This degree has enabled me to achieve my best within an encouraging academic environment and has undoubtedly enhanced my future career prospects. Without doubt, I would thoroughly recommend studying literature at Coventry University.

Ashleigh McCann, BA (Hons) English, graduated 2016, now doing a Masters in English at the University of Sheffield.







What our alumni say

This degree has enabled me to achieve my best within an encouraging academic environment and has undoubtedly enhanced my future career prospects. Without doubt, I would thoroughly recommend studying literature at Coventry University.

Ashleigh McCann, BA (Hons) English, graduated 2016, now doing a Masters in English at the University of Sheffield.

Career prospects

Since our degree develops your ability to use language effectively and appropriately in a range of circumstances, it opens up a wide range of career options over and above the professions associated with English, such as journalism, publishing, marketing, public relations, advertising, teaching, the civil service or the media.

Our Creative Futures employment team is on hand to offer tailored career and enterprise support if you wish to gain employment or take advantage of professional practice opportunities within course specific industries. Our dedicated enterprise officers also offer valuable assistance on how to begin as a freelancer/entrepreneur. 

Coventry University is committed to preparing you for your future career and giving you a competitive edge in the graduate job market. The University's Careers and Employability team provide a wide range of support services to help you plan and prepare for your career.


of our graduates are in work or further study six months after the course

DHLE 2014/15

Where our graduates work

Recent graduates of the course have gone on to work within education, marketing and public relations, journalism or research coordination for companies including Stonegate, ASDA and Oxford University Hospitals Foundation Trust.

Many also go on to pursue Master’s level study. Because the course also develops other abilities, such as thinking critically and analytically and researching, collating and organising data, a number of previous students have gone on to find responsible positions as financial specialists, HR managers or press officers in companies such as Air Products, Tesco or Deutsche Bank.


Our graduates earn an average salary of £19,000 six months after the course (DHLE 2014/15)

What our alumni say

Coventry University excels in academic study and offers opportunities outside the lecture theatre, including placement opportunities.
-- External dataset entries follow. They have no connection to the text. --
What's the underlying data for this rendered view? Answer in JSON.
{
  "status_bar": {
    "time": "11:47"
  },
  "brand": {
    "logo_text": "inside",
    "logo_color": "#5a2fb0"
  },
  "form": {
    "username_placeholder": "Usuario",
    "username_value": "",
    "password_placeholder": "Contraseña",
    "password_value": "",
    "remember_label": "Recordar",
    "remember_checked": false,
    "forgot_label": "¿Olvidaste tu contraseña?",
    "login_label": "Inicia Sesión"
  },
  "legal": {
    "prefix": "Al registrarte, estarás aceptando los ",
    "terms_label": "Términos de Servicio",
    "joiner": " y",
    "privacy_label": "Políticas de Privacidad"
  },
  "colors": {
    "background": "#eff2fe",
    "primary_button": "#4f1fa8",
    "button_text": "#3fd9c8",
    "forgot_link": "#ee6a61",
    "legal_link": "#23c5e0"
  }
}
Having successfully completed a year placement at Coventry University supporting the Head of Fundraising and Alumni Relations, I was kept on. My current role sees me assist the fundraising campaign for Coventry's bid for The City of Culture 2021.

Nicole Malatesta, BA (Hons) English Language and Literature, graduated 2016, now Fundraising Assistant at Coventry University